Throughout history, rank-and-file subordinates have contrived to subvert, frustrate or temper the impact of corrupt arid oppressive regimes ideologies, often at great personal cost.In so doing they proved themselves men of honour and principle and not mere apparatchiks or mechanics of social engineering.

True patriotism is a matter of kinship, character and culture, not political ideology. Allegiance to any regime and observance of any law is therefore conditional upon their legitimacy as agents and instruments of the subject's own genuine patriotism. So, whatever your role under the present political regime, and whatever official directives it applies, you have a sacred duty to ignore, frustrate, subvert and sabotage any measures which are manifestly unpatriotic and inimical to the survival of all that is best in our race and culture.

Of course this entails an element of risk, but then without some risk there is no such thing as courage, is there? But you will also need enough prudence and guile to avoid being too easily exposed and incapacitated by officialdom. Like so many, you may have thought the Battle for Britain ended in 1945, when in fact all that happened was the cessation of armed conflict with Germany and Japan. The present war for national survival has to contend with a less overtly hostile, but no less deadly, enemy. He (and just as often she) is wearing the uniform of official respectability, is well entrenched in the Establishment, in academia, the mass media, arid in all manner of bureaucracies and offices of the obedient servants of governmental perfidy and promoters of national decadence.

Knowing the enemy

You must get to know this enemy very well, since good intelligence is the first rule for winning any war. You must then exploit every opportunity to inflict maximum damage to his cause and protect the best interests of your kith and kin. While you're about it, don't expect much in the way of official preferment, short-term benefits, job security or media approval - in fact you could even end up in jail for thought-crimes. And if you're ever tempted to envy the darlings of the present establishment and wonder if you're missing out on life's prizes, try to remember that there is no honour without loyalty to the best that we know. And that means always discriminating in favour of your own race and nation - than which none better have yet emerged on this planet. Fail in this, and you are unworthy of anyone's trust or respect, whatever your official status, worldly successes or social graces. Expediency is the first refuge of every scoundrel.
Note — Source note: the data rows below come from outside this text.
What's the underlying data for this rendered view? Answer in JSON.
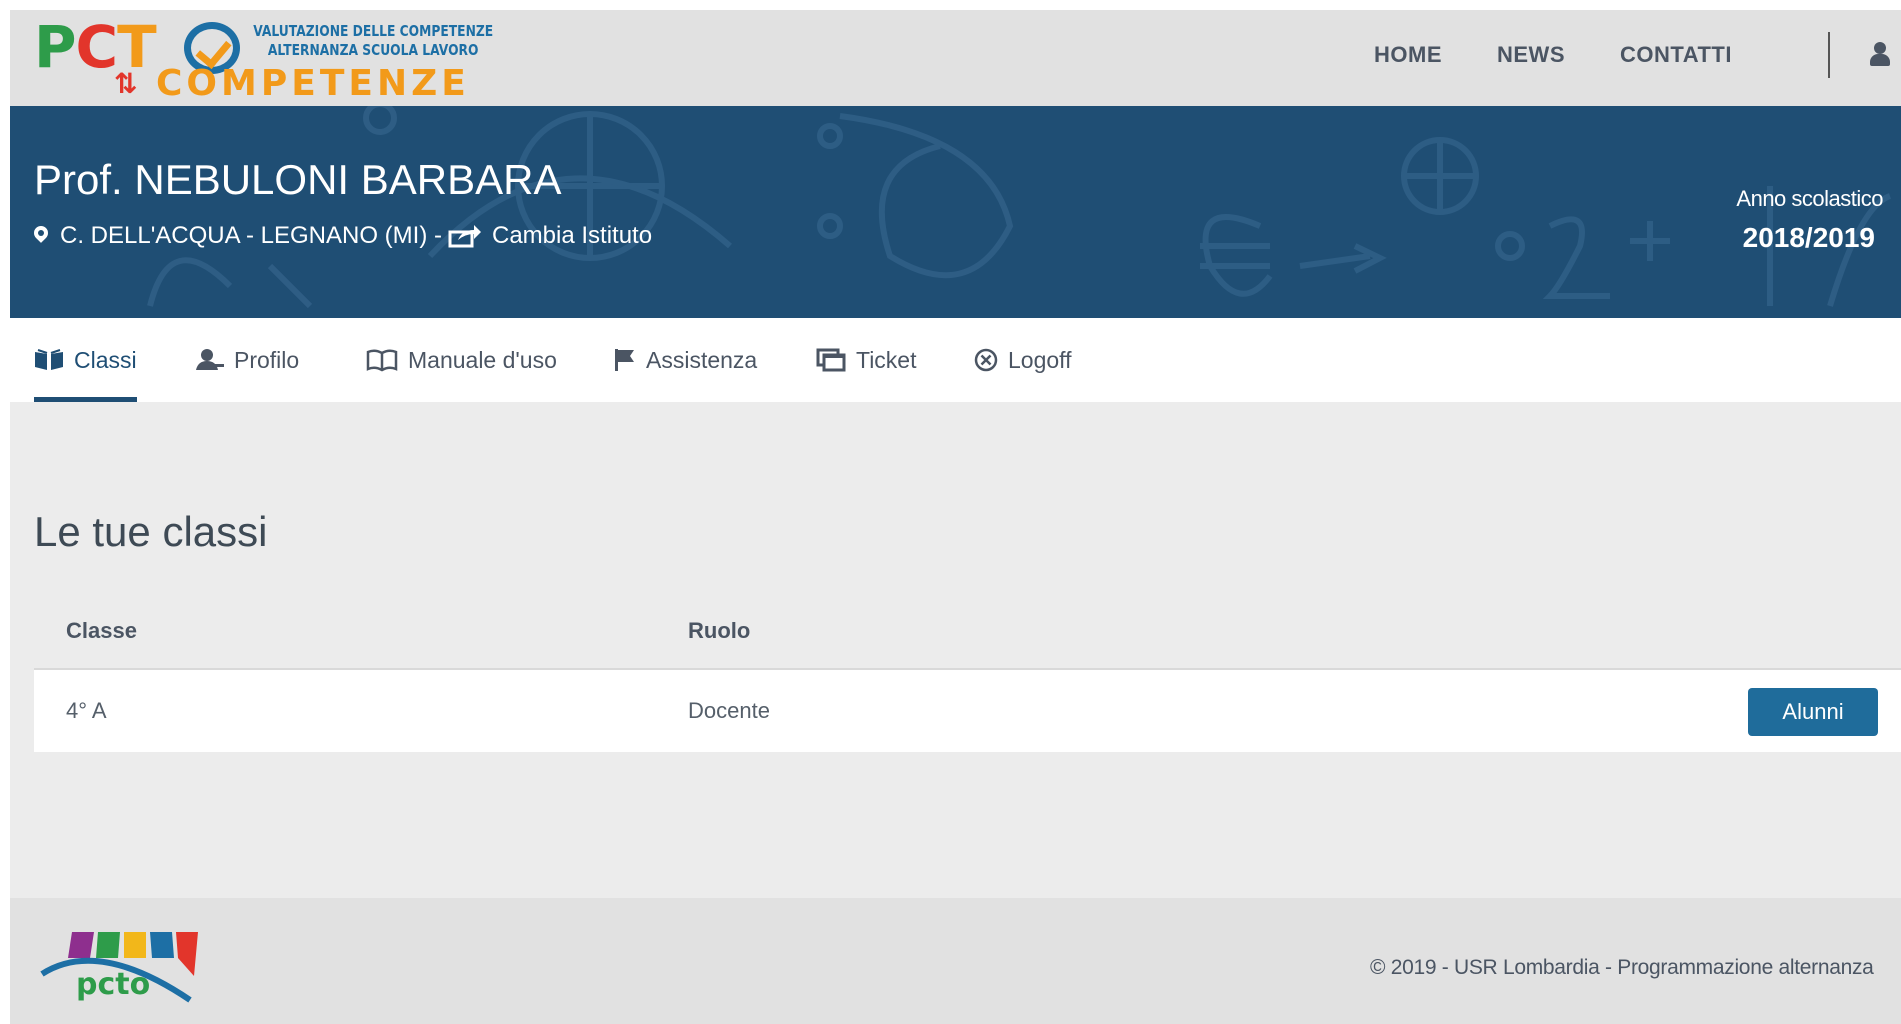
{
  "brand": {
    "logo_letters": [
      "P",
      "C",
      "T"
    ],
    "tagline_line1": "VALUTAZIONE DELLE COMPETENZE",
    "tagline_line2": "ALTERNANZA SCUOLA LAVORO",
    "wordmark": "COMPETENZE",
    "colors": {
      "green": "#2e9c4a",
      "red": "#e2352b",
      "orange": "#f29a1a",
      "blue": "#1d6fa5"
    }
  },
  "topnav": {
    "items": [
      {
        "label": "HOME"
      },
      {
        "label": "NEWS"
      },
      {
        "label": "CONTATTI"
      }
    ],
    "user_icon": "user-icon"
  },
  "hero": {
    "name": "Prof. NEBULONI BARBARA",
    "school": "C. DELL'ACQUA - LEGNANO (MI) -",
    "change_label": "Cambia Istituto",
    "year_label": "Anno scolastico",
    "year_value": "2018/2019",
    "background_color": "#1f4e74"
  },
  "tabs": [
    {
      "label": "Classi",
      "icon": "open-book-icon",
      "active": true
    },
    {
      "label": "Profilo",
      "icon": "user-icon"
    },
    {
      "label": "Manuale d'uso",
      "icon": "book-icon"
    },
    {
      "label": "Assistenza",
      "icon": "flag-icon"
    },
    {
      "label": "Ticket",
      "icon": "windows-icon"
    },
    {
      "label": "Logoff",
      "icon": "circle-x-icon"
    }
  ],
  "main": {
    "title": "Le tue classi",
    "table": {
      "headers": [
        "Classe",
        "Ruolo"
      ],
      "rows": [
        {
          "classe": "4° A",
          "ruolo": "Docente",
          "action_label": "Alunni"
        }
      ]
    }
  },
  "footer": {
    "logo_text": "pcto",
    "copyright": "© 2019 - USR Lombardia - Programmazione alternanza"
  }
}
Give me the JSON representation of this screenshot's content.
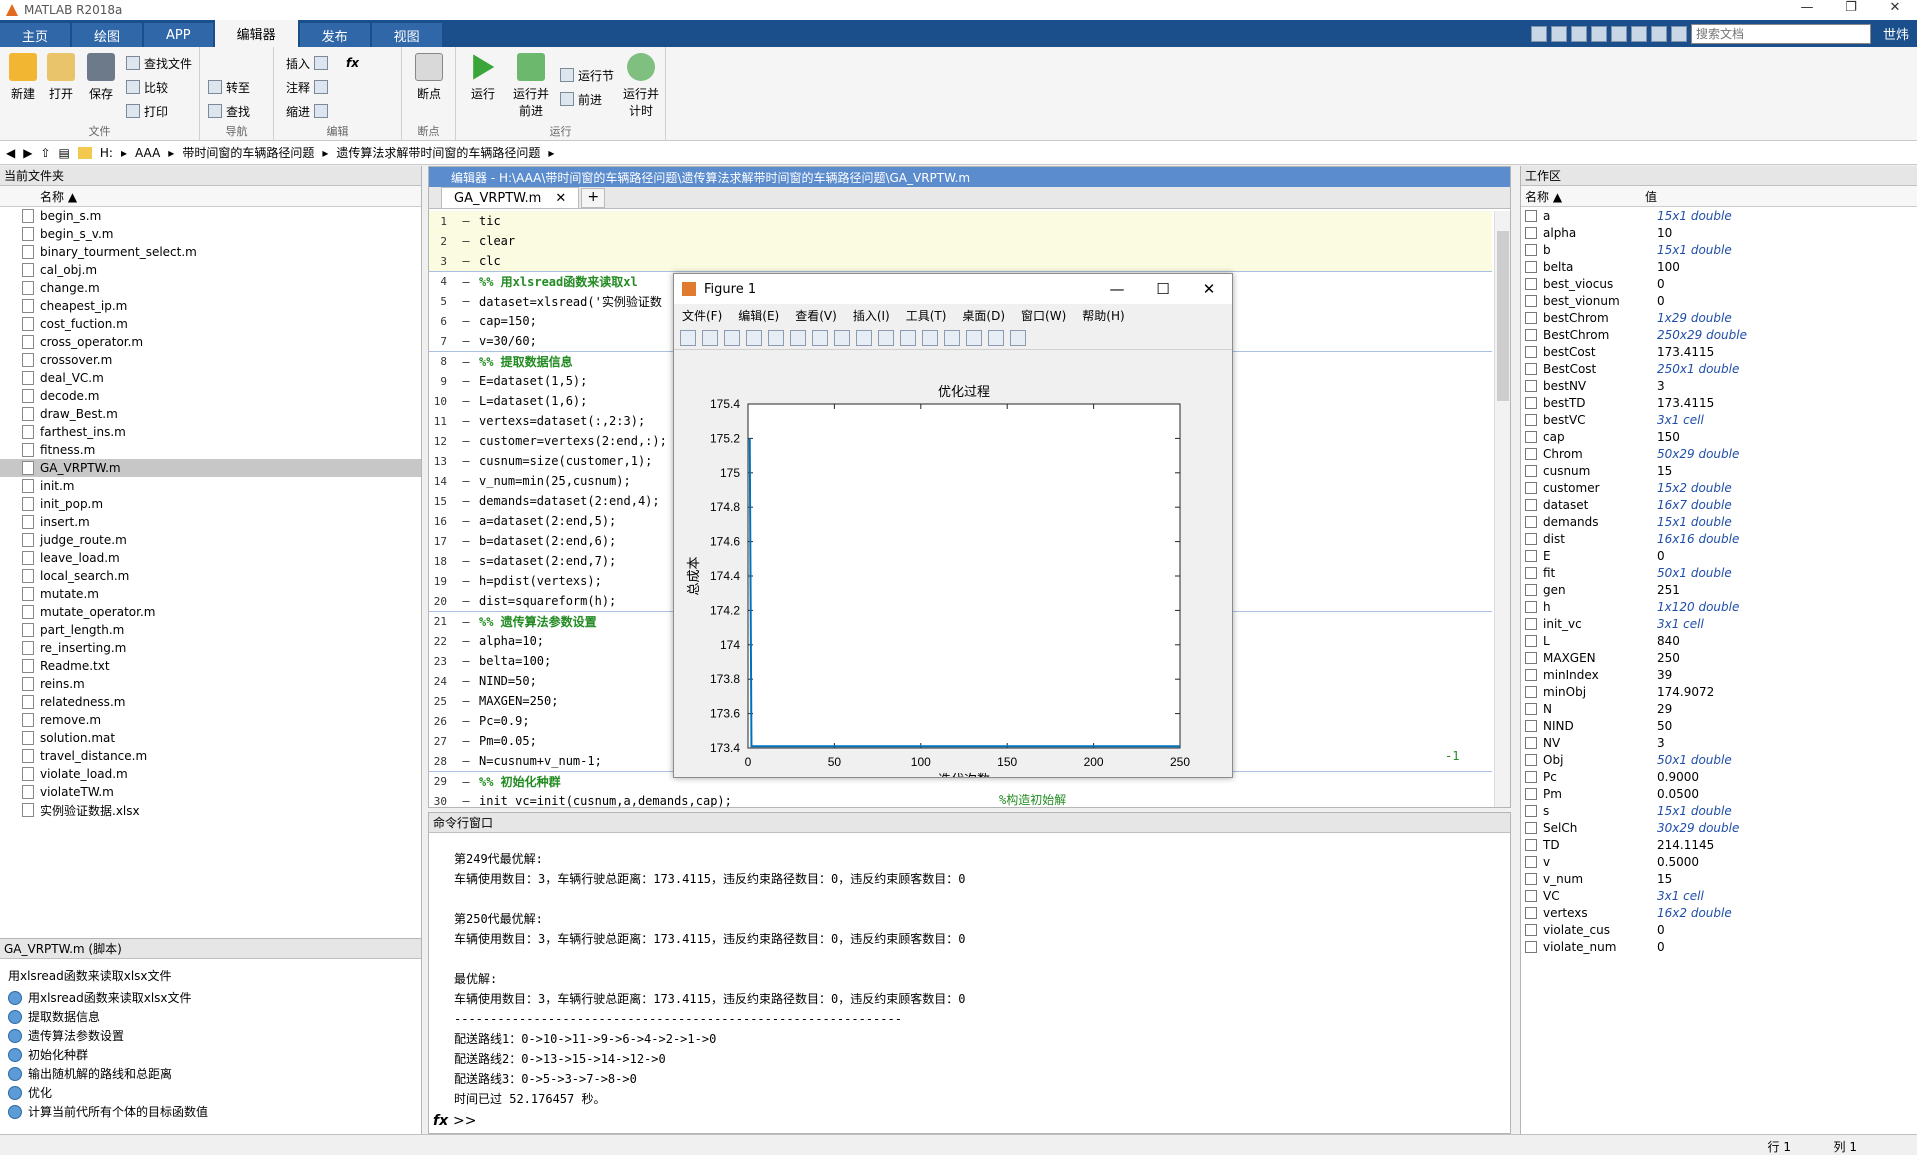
{
  "app": {
    "title": "MATLAB R2018a"
  },
  "ribbon": {
    "tabs": [
      "主页",
      "绘图",
      "APP",
      "编辑器",
      "发布",
      "视图"
    ],
    "search_placeholder": "搜索文档",
    "user": "世炜",
    "file_group": {
      "label": "文件",
      "new": "新建",
      "open": "打开",
      "save": "保存",
      "find_files": "查找文件",
      "compare": "比较",
      "print": "打印"
    },
    "nav_group": {
      "label": "导航",
      "goto": "转至",
      "find": "查找"
    },
    "edit_group": {
      "label": "编辑",
      "insert": "插入",
      "comment": "注释",
      "indent": "缩进",
      "fx": "fx"
    },
    "breakpoint_group": {
      "label": "断点",
      "breakpoints": "断点"
    },
    "run_group": {
      "label": "运行",
      "run": "运行",
      "run_advance": "运行并\n前进",
      "run_section": "运行节",
      "advance": "前进",
      "run_time": "运行并\n计时"
    }
  },
  "addressbar": {
    "path": [
      "H:",
      "AAA",
      "带时间窗的车辆路径问题",
      "遗传算法求解带时间窗的车辆路径问题"
    ]
  },
  "current_folder": {
    "title": "当前文件夹",
    "col_name": "名称 ▲",
    "files": [
      "begin_s.m",
      "begin_s_v.m",
      "binary_tourment_select.m",
      "cal_obj.m",
      "change.m",
      "cheapest_ip.m",
      "cost_fuction.m",
      "cross_operator.m",
      "crossover.m",
      "deal_VC.m",
      "decode.m",
      "draw_Best.m",
      "farthest_ins.m",
      "fitness.m",
      "GA_VRPTW.m",
      "init.m",
      "init_pop.m",
      "insert.m",
      "judge_route.m",
      "leave_load.m",
      "local_search.m",
      "mutate.m",
      "mutate_operator.m",
      "part_length.m",
      "re_inserting.m",
      "Readme.txt",
      "reins.m",
      "relatedness.m",
      "remove.m",
      "solution.mat",
      "travel_distance.m",
      "violate_load.m",
      "violateTW.m",
      "实例验证数据.xlsx"
    ],
    "selected": "GA_VRPTW.m"
  },
  "details": {
    "title": "GA_VRPTW.m (脚本)",
    "desc": "用xlsread函数来读取xlsx文件",
    "sections": [
      "用xlsread函数来读取xlsx文件",
      "提取数据信息",
      "遗传算法参数设置",
      "初始化种群",
      "输出随机解的路线和总距离",
      "优化",
      "计算当前代所有个体的目标函数值"
    ]
  },
  "editor": {
    "header": "编辑器 - H:\\AAA\\带时间窗的车辆路径问题\\遗传算法求解带时间窗的车辆路径问题\\GA_VRPTW.m",
    "tab": "GA_VRPTW.m",
    "lines": [
      {
        "n": "1",
        "t": "tic",
        "c": ""
      },
      {
        "n": "2",
        "t": "clear",
        "c": ""
      },
      {
        "n": "3",
        "t": "clc",
        "c": ""
      },
      {
        "n": "4",
        "t": "%% 用xlsread函数来读取xl",
        "c": "cmt"
      },
      {
        "n": "5",
        "t": "dataset=xlsread('实例验证数",
        "c": ""
      },
      {
        "n": "6",
        "t": "cap=150;",
        "c": ""
      },
      {
        "n": "7",
        "t": "v=30/60;",
        "c": ""
      },
      {
        "n": "8",
        "t": "%% 提取数据信息",
        "c": "cmt"
      },
      {
        "n": "9",
        "t": "E=dataset(1,5);",
        "c": ""
      },
      {
        "n": "10",
        "t": "L=dataset(1,6);",
        "c": ""
      },
      {
        "n": "11",
        "t": "vertexs=dataset(:,2:3);",
        "c": ""
      },
      {
        "n": "12",
        "t": "customer=vertexs(2:end,:);",
        "c": ""
      },
      {
        "n": "13",
        "t": "cusnum=size(customer,1);",
        "c": ""
      },
      {
        "n": "14",
        "t": "v_num=min(25,cusnum);",
        "c": ""
      },
      {
        "n": "15",
        "t": "demands=dataset(2:end,4);",
        "c": ""
      },
      {
        "n": "16",
        "t": "a=dataset(2:end,5);",
        "c": ""
      },
      {
        "n": "17",
        "t": "b=dataset(2:end,6);",
        "c": ""
      },
      {
        "n": "18",
        "t": "s=dataset(2:end,7);",
        "c": ""
      },
      {
        "n": "19",
        "t": "h=pdist(vertexs);",
        "c": ""
      },
      {
        "n": "20",
        "t": "dist=squareform(h);",
        "c": ""
      },
      {
        "n": "21",
        "t": "%% 遗传算法参数设置",
        "c": "cmt"
      },
      {
        "n": "22",
        "t": "alpha=10;",
        "c": ""
      },
      {
        "n": "23",
        "t": "belta=100;",
        "c": ""
      },
      {
        "n": "24",
        "t": "NIND=50;",
        "c": ""
      },
      {
        "n": "25",
        "t": "MAXGEN=250;",
        "c": ""
      },
      {
        "n": "26",
        "t": "Pc=0.9;",
        "c": ""
      },
      {
        "n": "27",
        "t": "Pm=0.05;",
        "c": ""
      },
      {
        "n": "28",
        "t": "N=cusnum+v_num-1;",
        "c": ""
      },
      {
        "n": "29",
        "t": "%% 初始化种群",
        "c": "cmt"
      },
      {
        "n": "30",
        "t": "init_vc=init(cusnum,a,demands,cap);",
        "c": ""
      }
    ],
    "side_fragment": "-1",
    "init_comment": "%构造初始解"
  },
  "command_window": {
    "title": "命令行窗口",
    "lines": [
      "第249代最优解:",
      "车辆使用数目：3，车辆行驶总距离：173.4115，违反约束路径数目：0，违反约束顾客数目：0",
      "",
      "第250代最优解:",
      "车辆使用数目：3，车辆行驶总距离：173.4115，违反约束路径数目：0，违反约束顾客数目：0",
      "",
      "最优解:",
      "车辆使用数目：3，车辆行驶总距离：173.4115，违反约束路径数目：0，违反约束顾客数目：0",
      "--------------------------------------------------------------",
      "配送路线1：0->10->11->9->6->4->2->1->0",
      "配送路线2：0->13->15->14->12->0",
      "配送路线3：0->5->3->7->8->0",
      "时间已过 52.176457 秒。"
    ],
    "prompt": ">>"
  },
  "workspace": {
    "title": "工作区",
    "col_name": "名称 ▲",
    "col_value": "值",
    "vars": [
      {
        "n": "a",
        "v": "15x1 double",
        "i": true
      },
      {
        "n": "alpha",
        "v": "10",
        "i": false
      },
      {
        "n": "b",
        "v": "15x1 double",
        "i": true
      },
      {
        "n": "belta",
        "v": "100",
        "i": false
      },
      {
        "n": "best_viocus",
        "v": "0",
        "i": false
      },
      {
        "n": "best_vionum",
        "v": "0",
        "i": false
      },
      {
        "n": "bestChrom",
        "v": "1x29 double",
        "i": true
      },
      {
        "n": "BestChrom",
        "v": "250x29 double",
        "i": true
      },
      {
        "n": "bestCost",
        "v": "173.4115",
        "i": false
      },
      {
        "n": "BestCost",
        "v": "250x1 double",
        "i": true
      },
      {
        "n": "bestNV",
        "v": "3",
        "i": false
      },
      {
        "n": "bestTD",
        "v": "173.4115",
        "i": false
      },
      {
        "n": "bestVC",
        "v": "3x1 cell",
        "i": true
      },
      {
        "n": "cap",
        "v": "150",
        "i": false
      },
      {
        "n": "Chrom",
        "v": "50x29 double",
        "i": true
      },
      {
        "n": "cusnum",
        "v": "15",
        "i": false
      },
      {
        "n": "customer",
        "v": "15x2 double",
        "i": true
      },
      {
        "n": "dataset",
        "v": "16x7 double",
        "i": true
      },
      {
        "n": "demands",
        "v": "15x1 double",
        "i": true
      },
      {
        "n": "dist",
        "v": "16x16 double",
        "i": true
      },
      {
        "n": "E",
        "v": "0",
        "i": false
      },
      {
        "n": "fit",
        "v": "50x1 double",
        "i": true
      },
      {
        "n": "gen",
        "v": "251",
        "i": false
      },
      {
        "n": "h",
        "v": "1x120 double",
        "i": true
      },
      {
        "n": "init_vc",
        "v": "3x1 cell",
        "i": true
      },
      {
        "n": "L",
        "v": "840",
        "i": false
      },
      {
        "n": "MAXGEN",
        "v": "250",
        "i": false
      },
      {
        "n": "minIndex",
        "v": "39",
        "i": false
      },
      {
        "n": "minObj",
        "v": "174.9072",
        "i": false
      },
      {
        "n": "N",
        "v": "29",
        "i": false
      },
      {
        "n": "NIND",
        "v": "50",
        "i": false
      },
      {
        "n": "NV",
        "v": "3",
        "i": false
      },
      {
        "n": "Obj",
        "v": "50x1 double",
        "i": true
      },
      {
        "n": "Pc",
        "v": "0.9000",
        "i": false
      },
      {
        "n": "Pm",
        "v": "0.0500",
        "i": false
      },
      {
        "n": "s",
        "v": "15x1 double",
        "i": true
      },
      {
        "n": "SelCh",
        "v": "30x29 double",
        "i": true
      },
      {
        "n": "TD",
        "v": "214.1145",
        "i": false
      },
      {
        "n": "v",
        "v": "0.5000",
        "i": false
      },
      {
        "n": "v_num",
        "v": "15",
        "i": false
      },
      {
        "n": "VC",
        "v": "3x1 cell",
        "i": true
      },
      {
        "n": "vertexs",
        "v": "16x2 double",
        "i": true
      },
      {
        "n": "violate_cus",
        "v": "0",
        "i": false
      },
      {
        "n": "violate_num",
        "v": "0",
        "i": false
      }
    ]
  },
  "figure": {
    "title": "Figure 1",
    "menu": [
      "文件(F)",
      "编辑(E)",
      "查看(V)",
      "插入(I)",
      "工具(T)",
      "桌面(D)",
      "窗口(W)",
      "帮助(H)"
    ]
  },
  "chart_data": {
    "type": "line",
    "title": "优化过程",
    "xlabel": "迭代次数",
    "ylabel": "总成本",
    "xlim": [
      0,
      250
    ],
    "ylim": [
      173.4,
      175.4
    ],
    "xticks": [
      "0",
      "50",
      "100",
      "150",
      "200",
      "250"
    ],
    "yticks": [
      "175.4",
      "175.2",
      "175",
      "174.8",
      "174.6",
      "174.4",
      "174.2",
      "174",
      "173.8",
      "173.6",
      "173.4"
    ],
    "series": [
      {
        "x": [
          1,
          2,
          250
        ],
        "y": [
          175.2,
          173.41,
          173.41
        ]
      }
    ],
    "color": "#0072bd"
  },
  "statusbar": {
    "row_label": "行",
    "row": "1",
    "col_label": "列",
    "col": "1"
  }
}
Therefore let every important choice be seen to honour your illustrious ancestors, to cherish your national heritage and to deserve the respect of your descendants; otherwise you belong with that odious motley who might just as well "peep about to find themselves dishonourable graves." Loyalty, like charity and altruism, begins at home and merges seamlessly and naturally into genuine patriotism.

The corollary of loyalty is discrimination; and if this is judged to be wrong then it is also wrong for the healthy to resist disease. So do not be overawed by official titles, badges of office, or Establishment pomp and ceremony, like some peasant in the cathedral of orthodoxy. Keep reminding yourself that all institutions are supposed to be supportive of the national heritage, and when they cease to fulfil that function they should no longer command the respect of honourable men and women, and should lose all legitimacy, whatever their democratic pretensions.

    Spearhead Online